Event recap: What you missed at the Digital Olfaction Panel at Monell’s Spring Colloquium

By Fanny Turlure

This month I had the pleasure of participating in a digital olfaction panel at Monell’s Spring Colloquium event. I was joined by fellow panelists from International Flavors & Fragrances Inc. (IFF) and the Monell Chemical Senses Center where we discussed the impact innovation has on the field of malodor detection and masking. If you missed the panel, here were some of the key takeaways:


Malodor masking isn’t as easy as it may seem

As malodor masking techniques continue to evolve, some challenges have come to the forefront around consistency and masking with certain fragrances. The malodor experience can vary widely from human to human and culture to culture, making it difficult to create standards across populations and geographies. Malodors also evolve over time, creating challenges around establishing a consistent, time-based odor analysis.

When it comes to masking a malodor itself, many brands and users jump to masking with what they consider a “more pleasant” fragrance. However, masking with fragrance can result in an even higher intensity odor although the malodor itself is usually decreased. This creates complications around untangling bad odors from fragrance and some combinations might ultimately give rise to other worse malodors. We’re seeing several technologies, such as digital olfaction, emerge that can help dissect and address these challenges.


Using human panels alone to screen malodors has its downfalls – but technology can help 

As brands roll out products, many rely on consumer testing through focus groups and panels to screen odors. Odors are complicated and difficult to standardize, so a human’s assessment is extremely valuable. But while human testing has its benefits such as faster results for gas odor samples and direct links to actual human perception, the approach falls short in a number of ways.

Panel design can be time consuming and expensive to organize, and accounting for diversity has become a significant issue. When testing via a human consumer panel, brands are often limited to the demographics of the area which can skew the results. Further, the sheer act of repeatedly assessing unpleasant odors is an unwelcome task for many, making recruiting testers a tricky task. Humans also risk experiencing olfactory fatigue (diminished sensitivity to all odors) and adaptation (diminished sensitivity to one specific odor to which one has been exposed for a prolonged time) which impacts their ability to consistently evaluate odors over time.

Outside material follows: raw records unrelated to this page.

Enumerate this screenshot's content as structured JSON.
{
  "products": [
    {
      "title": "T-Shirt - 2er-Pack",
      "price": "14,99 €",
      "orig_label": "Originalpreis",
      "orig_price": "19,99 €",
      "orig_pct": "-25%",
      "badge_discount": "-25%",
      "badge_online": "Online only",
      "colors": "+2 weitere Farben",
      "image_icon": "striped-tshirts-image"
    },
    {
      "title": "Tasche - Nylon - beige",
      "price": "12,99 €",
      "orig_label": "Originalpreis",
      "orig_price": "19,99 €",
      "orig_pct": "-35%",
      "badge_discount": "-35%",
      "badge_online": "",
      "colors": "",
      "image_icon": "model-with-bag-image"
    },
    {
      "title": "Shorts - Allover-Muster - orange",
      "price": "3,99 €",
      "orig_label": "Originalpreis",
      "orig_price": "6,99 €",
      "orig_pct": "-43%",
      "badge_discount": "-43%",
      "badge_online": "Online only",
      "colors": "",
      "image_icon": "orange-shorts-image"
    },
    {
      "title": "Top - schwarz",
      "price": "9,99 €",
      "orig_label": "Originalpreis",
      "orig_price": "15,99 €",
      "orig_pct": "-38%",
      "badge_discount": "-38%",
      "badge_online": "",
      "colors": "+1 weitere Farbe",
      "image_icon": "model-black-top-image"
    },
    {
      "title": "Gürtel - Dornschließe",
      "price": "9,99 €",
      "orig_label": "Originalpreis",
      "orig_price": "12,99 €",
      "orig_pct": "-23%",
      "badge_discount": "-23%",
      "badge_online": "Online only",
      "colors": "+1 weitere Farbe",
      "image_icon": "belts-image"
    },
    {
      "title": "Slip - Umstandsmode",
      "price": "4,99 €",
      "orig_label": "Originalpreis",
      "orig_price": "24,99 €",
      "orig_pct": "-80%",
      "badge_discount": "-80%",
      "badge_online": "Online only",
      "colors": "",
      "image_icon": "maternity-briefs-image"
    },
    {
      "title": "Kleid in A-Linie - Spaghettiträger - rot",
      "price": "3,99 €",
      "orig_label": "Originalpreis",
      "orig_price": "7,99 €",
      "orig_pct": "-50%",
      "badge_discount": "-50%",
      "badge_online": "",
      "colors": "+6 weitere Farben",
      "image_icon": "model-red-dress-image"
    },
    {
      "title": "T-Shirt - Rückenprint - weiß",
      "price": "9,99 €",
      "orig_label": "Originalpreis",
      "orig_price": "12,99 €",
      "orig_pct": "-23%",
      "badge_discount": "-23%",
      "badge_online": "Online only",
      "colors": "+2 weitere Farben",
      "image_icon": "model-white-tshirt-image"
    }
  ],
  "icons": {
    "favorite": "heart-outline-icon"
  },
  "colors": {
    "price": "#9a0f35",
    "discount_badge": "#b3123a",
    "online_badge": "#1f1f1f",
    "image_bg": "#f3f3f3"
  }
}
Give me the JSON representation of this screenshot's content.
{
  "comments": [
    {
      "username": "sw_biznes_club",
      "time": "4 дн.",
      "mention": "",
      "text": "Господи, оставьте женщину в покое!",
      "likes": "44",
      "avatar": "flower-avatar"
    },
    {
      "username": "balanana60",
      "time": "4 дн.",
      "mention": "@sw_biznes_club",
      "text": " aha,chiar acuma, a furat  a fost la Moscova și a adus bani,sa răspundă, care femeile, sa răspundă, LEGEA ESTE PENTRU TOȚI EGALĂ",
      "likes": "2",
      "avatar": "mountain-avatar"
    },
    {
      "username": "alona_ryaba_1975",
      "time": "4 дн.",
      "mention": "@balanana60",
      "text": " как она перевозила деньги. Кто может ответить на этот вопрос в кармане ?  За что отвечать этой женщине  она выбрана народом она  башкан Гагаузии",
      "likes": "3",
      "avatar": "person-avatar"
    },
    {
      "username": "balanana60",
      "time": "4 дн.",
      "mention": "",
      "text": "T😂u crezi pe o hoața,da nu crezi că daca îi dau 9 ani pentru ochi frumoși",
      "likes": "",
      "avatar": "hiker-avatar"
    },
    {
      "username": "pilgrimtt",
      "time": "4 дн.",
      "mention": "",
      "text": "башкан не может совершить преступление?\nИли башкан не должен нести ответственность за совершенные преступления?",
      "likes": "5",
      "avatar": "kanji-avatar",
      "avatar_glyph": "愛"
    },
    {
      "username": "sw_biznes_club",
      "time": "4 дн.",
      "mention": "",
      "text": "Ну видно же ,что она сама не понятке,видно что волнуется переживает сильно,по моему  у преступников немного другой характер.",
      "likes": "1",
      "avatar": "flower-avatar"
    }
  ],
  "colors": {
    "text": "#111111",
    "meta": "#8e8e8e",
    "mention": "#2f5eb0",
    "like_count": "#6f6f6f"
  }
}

This is why many brands have turned to incorporating analytical equipment and technology for more efficient and effective odor testing. It’s safe to say that equipment doesn’t tire and can run 24/7. It does not experience olfactory fatigue or adaptation and can test more formulations than humans in any given time period. Many labs use a host of analytical techniques such as gas chromatography–mass spectrometry (GC-MS) to help augment the testing process. However, GC-MS can take a long time for results with limited throughput, resulting in a limited capacity for screening samples. Digital olfaction also quickly assesses materials and ensures product consistency through odor analysis, streamlining results by enabling labs to send only the best performing products to human panels for final evaluation.


Innovation is on the rise!

There were a few malodor innovations discussed at the event that I was particularly excited about. The first being the increased application of machine learning and artificial intelligence to augment human panels to empower brands to better account for regional and cultural preferences. Even though it is clear that technology helps expedite malodor testing, some level of human involvement in the evaluation process will need to remain (at least in the near future), so addressing this diversity challenge is critical.

Along the same lines, the industry is working towards a solution to make digital tools more relevant and representative of the human smelling experience. How can data be translated into hedonic characteristics, and even into like/dislike or judgment? The jury is still out on this one, but we’re seeing more organizations experiment with building models around how data and specific patterns could be translated into hedonic characteristics. In an ideal world, input and data from human panels and technology, like digital olfaction tools, would cross-feed each other for the most accurate and streamlined malodor analysis.

To learn more about how Aryballe’s digital olfaction technology can help enhance malodor detection and masking, click here.